Word for word, copy all the data and drop the pictures.

╭──

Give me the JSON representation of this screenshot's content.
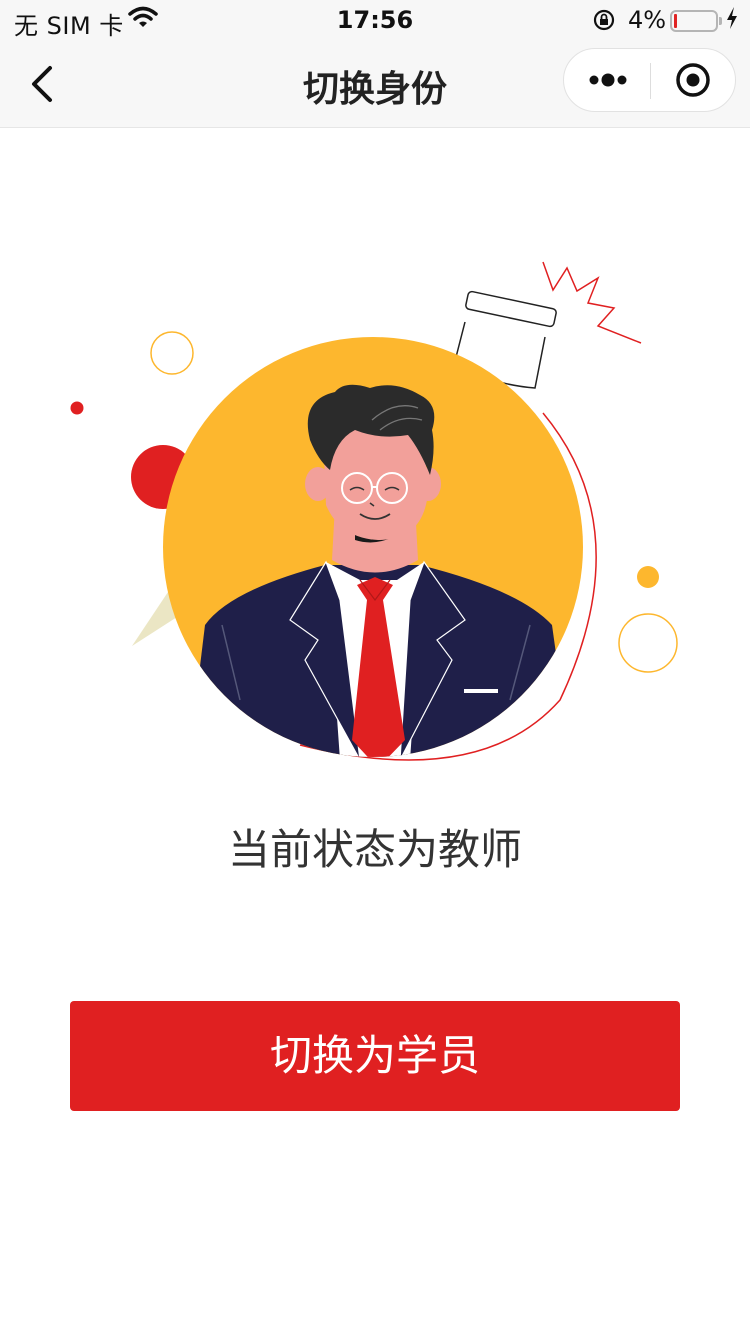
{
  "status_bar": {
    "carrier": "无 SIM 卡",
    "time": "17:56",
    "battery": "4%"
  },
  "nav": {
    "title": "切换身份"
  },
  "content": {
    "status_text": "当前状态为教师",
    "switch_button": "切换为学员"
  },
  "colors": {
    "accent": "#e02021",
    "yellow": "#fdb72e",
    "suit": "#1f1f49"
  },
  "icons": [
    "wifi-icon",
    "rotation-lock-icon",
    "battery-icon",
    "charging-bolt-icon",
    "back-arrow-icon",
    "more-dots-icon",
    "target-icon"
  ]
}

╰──

* Solution:
Give me the JSON representation of this screenshot's content.
{
  "status_bar": {
    "carrier": "无 SIM 卡",
    "time": "17:56",
    "battery": "4%"
  },
  "nav": {
    "title": "切换身份"
  },
  "content": {
    "status_text": "当前状态为教师",
    "switch_button": "切换为学员"
  },
  "colors": {
    "accent": "#e02021",
    "yellow": "#fdb72e",
    "suit": "#1f1f49"
  },
  "icons": [
    "wifi-icon",
    "rotation-lock-icon",
    "battery-icon",
    "charging-bolt-icon",
    "back-arrow-icon",
    "more-dots-icon",
    "target-icon"
  ]
}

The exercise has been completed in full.